                if isOpen then
                    Zipper.openAll zipper
                        |> viewLevel


    I've spent about a year experimenting with different ideas of Rose Tree implementation optimized for needs of building UIs for recursive data. The biggest turned out to be performance. Usually, data for web applications are coming from a server which uses SQL database as storage. API usually then renders flat JSON or any other data format which uses references to describe recursive relationships. Therefore one of the main features that are needed is an efficient and easy way to build tree from a list of data. This usually results in exponential complexity. Since one item might be a child of multiple other things there has to be at least one iteration over the whole list of data. Also by definition using such data for building rose tree might result in infinity deep resulting tree.

    Those are the things I've experimented with over time:

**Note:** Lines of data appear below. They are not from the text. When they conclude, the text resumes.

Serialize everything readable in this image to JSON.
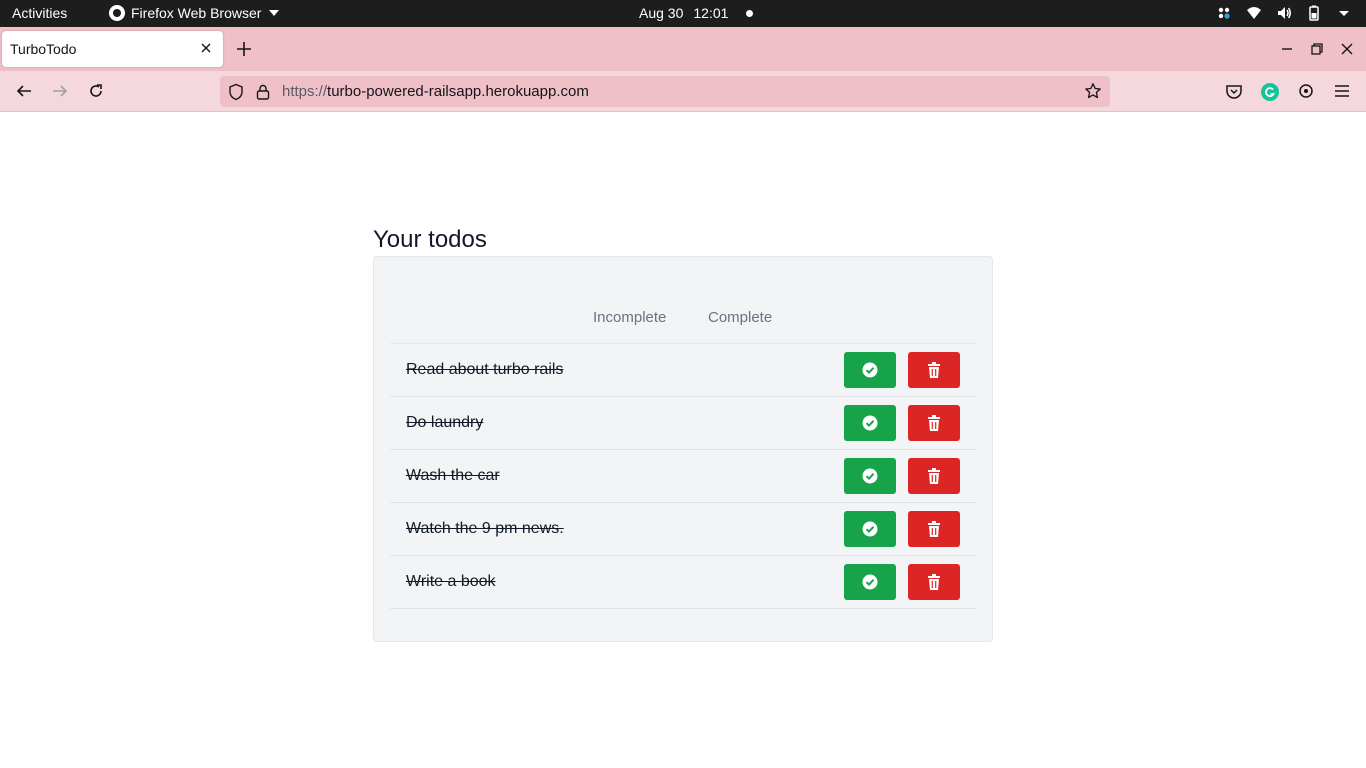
{
  "system_bar": {
    "activities": "Activities",
    "app_name": "Firefox Web Browser",
    "date": "Aug 30",
    "time": "12:01"
  },
  "browser": {
    "tab_title": "TurboTodo",
    "url_scheme": "https://",
    "url_host": "turbo-powered-railsapp.herokuapp.com"
  },
  "page": {
    "heading": "Your todos",
    "filters": [
      "Incomplete",
      "Complete"
    ],
    "todos": [
      {
        "text": "Read about turbo rails",
        "completed": true
      },
      {
        "text": "Do laundry",
        "completed": true
      },
      {
        "text": "Wash the car",
        "completed": true
      },
      {
        "text": "Watch the 9 pm news.",
        "completed": true
      },
      {
        "text": "Write a book",
        "completed": true
      }
    ]
  },
  "colors": {
    "complete_button": "#16a34a",
    "delete_button": "#dc2626",
    "tab_strip": "#f0c0c8",
    "nav_bar": "#f4d8dd",
    "card_background": "#f3f4f6"
  },
  "icons": {
    "complete": "check-circle-icon",
    "delete": "trash-icon"
  }
}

    • Strict based (Tree a (List a)) - not that great performance but OK until you hit too much recursion.
    • Lazy List based implementation (Tree a (LazyList a)) - runs into too much recursion even on simpler data.
    • Continuation Passing / CPS - very slow (hitting scripts runs for too long) - might have been an issue with a particular algorithm.
    • Lazy List construction - this is what this package is using - very best performance.


    This package is released under BSD-3-Clause license. See LICENSE file for more info.